_WHAT NEEDS TO BE DONE_
Copy all lines in the material holding the string "data".

_INPUT MATERIAL_
•••••
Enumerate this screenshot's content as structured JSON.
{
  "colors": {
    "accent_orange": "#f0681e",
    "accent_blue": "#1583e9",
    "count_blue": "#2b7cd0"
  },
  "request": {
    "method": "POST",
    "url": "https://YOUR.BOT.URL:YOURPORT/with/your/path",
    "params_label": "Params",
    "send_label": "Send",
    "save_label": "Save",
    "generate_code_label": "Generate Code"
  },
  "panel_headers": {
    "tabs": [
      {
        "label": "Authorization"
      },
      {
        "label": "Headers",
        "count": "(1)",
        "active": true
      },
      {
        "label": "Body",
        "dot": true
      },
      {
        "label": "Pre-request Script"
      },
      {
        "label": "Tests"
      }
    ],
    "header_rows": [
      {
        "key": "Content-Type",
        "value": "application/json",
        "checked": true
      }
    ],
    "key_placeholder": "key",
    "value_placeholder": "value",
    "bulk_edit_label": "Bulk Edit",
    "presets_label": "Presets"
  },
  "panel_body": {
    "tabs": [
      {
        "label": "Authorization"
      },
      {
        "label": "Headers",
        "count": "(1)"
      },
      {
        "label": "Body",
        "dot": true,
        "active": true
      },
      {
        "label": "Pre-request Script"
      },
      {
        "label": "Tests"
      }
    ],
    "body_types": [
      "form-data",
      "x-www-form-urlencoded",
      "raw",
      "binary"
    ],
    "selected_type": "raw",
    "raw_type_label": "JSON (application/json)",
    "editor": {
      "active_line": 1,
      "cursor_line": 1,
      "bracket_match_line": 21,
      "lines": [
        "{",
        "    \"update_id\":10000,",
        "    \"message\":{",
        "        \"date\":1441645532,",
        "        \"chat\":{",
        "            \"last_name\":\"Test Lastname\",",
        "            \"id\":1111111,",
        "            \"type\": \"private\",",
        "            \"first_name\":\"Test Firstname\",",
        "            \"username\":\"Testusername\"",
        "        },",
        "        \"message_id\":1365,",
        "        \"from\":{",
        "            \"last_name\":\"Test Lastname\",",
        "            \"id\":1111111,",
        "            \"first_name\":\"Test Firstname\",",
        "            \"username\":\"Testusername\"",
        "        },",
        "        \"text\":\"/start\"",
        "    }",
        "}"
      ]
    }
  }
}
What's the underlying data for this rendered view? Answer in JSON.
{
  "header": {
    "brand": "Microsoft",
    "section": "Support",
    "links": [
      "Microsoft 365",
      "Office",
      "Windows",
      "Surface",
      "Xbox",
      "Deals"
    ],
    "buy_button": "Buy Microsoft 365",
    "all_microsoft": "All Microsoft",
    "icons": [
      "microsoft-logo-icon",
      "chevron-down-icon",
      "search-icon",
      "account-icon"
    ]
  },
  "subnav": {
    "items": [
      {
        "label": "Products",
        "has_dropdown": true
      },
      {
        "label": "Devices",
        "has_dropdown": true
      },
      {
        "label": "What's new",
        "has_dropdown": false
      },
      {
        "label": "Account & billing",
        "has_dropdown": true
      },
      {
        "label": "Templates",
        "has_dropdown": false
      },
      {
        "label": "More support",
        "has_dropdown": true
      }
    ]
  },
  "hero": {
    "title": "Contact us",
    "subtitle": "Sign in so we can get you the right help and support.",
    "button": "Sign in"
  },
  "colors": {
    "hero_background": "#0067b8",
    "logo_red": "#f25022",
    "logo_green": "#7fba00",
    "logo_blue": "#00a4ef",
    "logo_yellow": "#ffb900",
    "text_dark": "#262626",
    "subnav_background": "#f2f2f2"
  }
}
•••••
_SOLVED PROBLEM_
      "form-data",
What's the underlying data for this rendered view? Answer in JSON.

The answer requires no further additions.